Source material START

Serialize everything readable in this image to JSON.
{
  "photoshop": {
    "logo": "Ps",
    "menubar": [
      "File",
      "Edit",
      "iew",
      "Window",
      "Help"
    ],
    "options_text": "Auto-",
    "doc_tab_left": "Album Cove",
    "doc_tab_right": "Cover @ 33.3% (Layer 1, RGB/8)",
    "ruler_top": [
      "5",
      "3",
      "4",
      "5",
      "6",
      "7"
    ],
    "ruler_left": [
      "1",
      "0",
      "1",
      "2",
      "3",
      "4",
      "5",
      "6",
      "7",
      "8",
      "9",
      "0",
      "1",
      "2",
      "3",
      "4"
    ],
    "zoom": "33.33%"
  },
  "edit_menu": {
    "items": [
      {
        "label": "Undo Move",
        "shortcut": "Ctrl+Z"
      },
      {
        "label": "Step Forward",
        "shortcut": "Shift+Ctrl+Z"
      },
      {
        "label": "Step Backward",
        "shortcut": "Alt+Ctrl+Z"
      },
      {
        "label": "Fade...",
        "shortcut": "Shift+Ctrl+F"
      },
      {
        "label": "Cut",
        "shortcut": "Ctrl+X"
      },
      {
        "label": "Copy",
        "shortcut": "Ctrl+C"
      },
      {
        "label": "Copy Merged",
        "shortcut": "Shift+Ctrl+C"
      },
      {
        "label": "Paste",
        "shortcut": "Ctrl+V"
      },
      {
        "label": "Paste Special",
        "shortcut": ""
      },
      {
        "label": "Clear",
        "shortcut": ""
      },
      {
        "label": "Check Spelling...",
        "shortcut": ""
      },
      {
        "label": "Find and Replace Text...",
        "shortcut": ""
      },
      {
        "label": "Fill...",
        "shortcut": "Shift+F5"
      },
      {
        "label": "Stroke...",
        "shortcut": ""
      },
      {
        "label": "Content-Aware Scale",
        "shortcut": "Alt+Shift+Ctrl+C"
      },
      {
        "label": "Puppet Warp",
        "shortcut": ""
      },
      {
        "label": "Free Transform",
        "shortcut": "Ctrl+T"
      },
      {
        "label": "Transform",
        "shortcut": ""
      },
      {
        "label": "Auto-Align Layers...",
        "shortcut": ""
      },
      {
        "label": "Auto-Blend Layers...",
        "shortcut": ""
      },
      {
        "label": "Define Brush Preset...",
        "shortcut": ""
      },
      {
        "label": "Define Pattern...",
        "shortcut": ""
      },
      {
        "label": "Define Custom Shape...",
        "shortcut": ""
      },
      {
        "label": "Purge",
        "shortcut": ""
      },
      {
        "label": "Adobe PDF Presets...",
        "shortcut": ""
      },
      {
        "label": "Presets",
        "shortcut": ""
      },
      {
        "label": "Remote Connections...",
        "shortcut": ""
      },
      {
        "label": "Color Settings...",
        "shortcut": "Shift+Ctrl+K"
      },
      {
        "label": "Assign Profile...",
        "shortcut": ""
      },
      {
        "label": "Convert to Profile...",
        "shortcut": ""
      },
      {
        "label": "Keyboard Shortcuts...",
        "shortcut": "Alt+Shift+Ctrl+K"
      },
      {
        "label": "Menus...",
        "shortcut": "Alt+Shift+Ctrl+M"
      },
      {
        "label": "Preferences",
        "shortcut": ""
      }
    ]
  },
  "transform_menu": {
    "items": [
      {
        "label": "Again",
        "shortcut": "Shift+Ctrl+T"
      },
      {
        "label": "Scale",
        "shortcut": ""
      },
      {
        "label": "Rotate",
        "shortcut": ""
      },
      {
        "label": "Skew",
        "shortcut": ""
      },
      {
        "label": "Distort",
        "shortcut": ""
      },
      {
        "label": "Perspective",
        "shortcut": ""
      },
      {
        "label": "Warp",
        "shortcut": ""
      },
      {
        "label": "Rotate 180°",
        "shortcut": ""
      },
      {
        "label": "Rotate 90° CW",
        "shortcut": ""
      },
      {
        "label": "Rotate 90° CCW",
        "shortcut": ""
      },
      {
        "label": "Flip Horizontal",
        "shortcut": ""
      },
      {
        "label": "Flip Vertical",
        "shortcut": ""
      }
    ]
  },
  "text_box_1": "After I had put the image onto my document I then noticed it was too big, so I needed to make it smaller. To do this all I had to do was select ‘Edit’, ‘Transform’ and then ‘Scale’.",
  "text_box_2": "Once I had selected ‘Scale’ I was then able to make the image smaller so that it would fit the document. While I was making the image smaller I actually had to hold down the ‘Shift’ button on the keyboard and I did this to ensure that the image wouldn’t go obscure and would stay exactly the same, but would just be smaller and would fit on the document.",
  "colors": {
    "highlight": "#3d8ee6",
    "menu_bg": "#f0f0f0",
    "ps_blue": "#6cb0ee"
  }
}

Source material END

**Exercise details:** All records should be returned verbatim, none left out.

**Answer to this exercise:**
Serialize everything readable in this image to JSON.
{
  "photoshop": {
    "logo": "Ps",
    "menubar": [
      "File",
      "Edit",
      "iew",
      "Window",
      "Help"
    ],
    "options_text": "Auto-",
    "doc_tab_left": "Album Cove",
    "doc_tab_right": "Cover @ 33.3% (Layer 1, RGB/8)",
    "ruler_top": [
      "5",
      "3",
      "4",
      "5",
      "6",
      "7"
    ],
    "ruler_left": [
      "1",
      "0",
      "1",
      "2",
      "3",
      "4",
      "5",
      "6",
      "7",
      "8",
      "9",
      "0",
      "1",
      "2",
      "3",
      "4"
    ],
    "zoom": "33.33%"
  },
  "edit_menu": {
    "items": [
      {
        "label": "Undo Move",
        "shortcut": "Ctrl+Z"
      },
      {
        "label": "Step Forward",
        "shortcut": "Shift+Ctrl+Z"
      },
      {
        "label": "Step Backward",
        "shortcut": "Alt+Ctrl+Z"
      },
      {
        "label": "Fade...",
        "shortcut": "Shift+Ctrl+F"
      },
      {
        "label": "Cut",
        "shortcut": "Ctrl+X"
      },
      {
        "label": "Copy",
        "shortcut": "Ctrl+C"
      },
      {
        "label": "Copy Merged",
        "shortcut": "Shift+Ctrl+C"
      },
      {
        "label": "Paste",
        "shortcut": "Ctrl+V"
      },
      {
        "label": "Paste Special",
        "shortcut": ""
      },
      {
        "label": "Clear",
        "shortcut": ""
      },
      {
        "label": "Check Spelling...",
        "shortcut": ""
      },
      {
        "label": "Find and Replace Text...",
        "shortcut": ""
      },
      {
        "label": "Fill...",
        "shortcut": "Shift+F5"
      },
      {
        "label": "Stroke...",
        "shortcut": ""
      },
      {
        "label": "Content-Aware Scale",
        "shortcut": "Alt+Shift+Ctrl+C"
      },
      {
        "label": "Puppet Warp",
        "shortcut": ""
      },
      {
        "label": "Free Transform",
        "shortcut": "Ctrl+T"
      },
      {
        "label": "Transform",
        "shortcut": ""
      },
      {
        "label": "Auto-Align Layers...",
        "shortcut": ""
      },
      {
        "label": "Auto-Blend Layers...",
        "shortcut": ""
      },
      {
        "label": "Define Brush Preset...",
        "shortcut": ""
      },
      {
        "label": "Define Pattern...",
        "shortcut": ""
      },
      {
        "label": "Define Custom Shape...",
        "shortcut": ""
      },
      {
        "label": "Purge",
        "shortcut": ""
      },
      {
        "label": "Adobe PDF Presets...",
        "shortcut": ""
      },
      {
        "label": "Presets",
        "shortcut": ""
      },
      {
        "label": "Remote Connections...",
        "shortcut": ""
      },
      {
        "label": "Color Settings...",
        "shortcut": "Shift+Ctrl+K"
      },
      {
        "label": "Assign Profile...",
        "shortcut": ""
      },
      {
        "label": "Convert to Profile...",
        "shortcut": ""
      },
      {
        "label": "Keyboard Shortcuts...",
        "shortcut": "Alt+Shift+Ctrl+K"
      },
      {
        "label": "Menus...",
        "shortcut": "Alt+Shift+Ctrl+M"
      },
      {
        "label": "Preferences",
        "shortcut": ""
      }
    ]
  },
  "transform_menu": {
    "items": [
      {
        "label": "Again",
        "shortcut": "Shift+Ctrl+T"
      },
      {
        "label": "Scale",
        "shortcut": ""
      },
      {
        "label": "Rotate",
        "shortcut": ""
      },
      {
        "label": "Skew",
        "shortcut": ""
      },
      {
        "label": "Distort",
        "shortcut": ""
      },
      {
        "label": "Perspective",
        "shortcut": ""
      },
      {
        "label": "Warp",
        "shortcut": ""
      },
      {
        "label": "Rotate 180°",
        "shortcut": ""
      },
      {
        "label": "Rotate 90° CW",
        "shortcut": ""
      },
      {
        "label": "Rotate 90° CCW",
        "shortcut": ""
      },
      {
        "label": "Flip Horizontal",
        "shortcut": ""
      },
      {
        "label": "Flip Vertical",
        "shortcut": ""
      }
    ]
  },
  "text_box_1": "After I had put the image onto my document I then noticed it was too big, so I needed to make it smaller. To do this all I had to do was select ‘Edit’, ‘Transform’ and then ‘Scale’.",
  "text_box_2": "Once I had selected ‘Scale’ I was then able to make the image smaller so that it would fit the document. While I was making the image smaller I actually had to hold down the ‘Shift’ button on the keyboard and I did this to ensure that the image wouldn’t go obscure and would stay exactly the same, but would just be smaller and would fit on the document.",
  "colors": {
    "highlight": "#3d8ee6",
    "menu_bg": "#f0f0f0",
    "ps_blue": "#6cb0ee"
  }
}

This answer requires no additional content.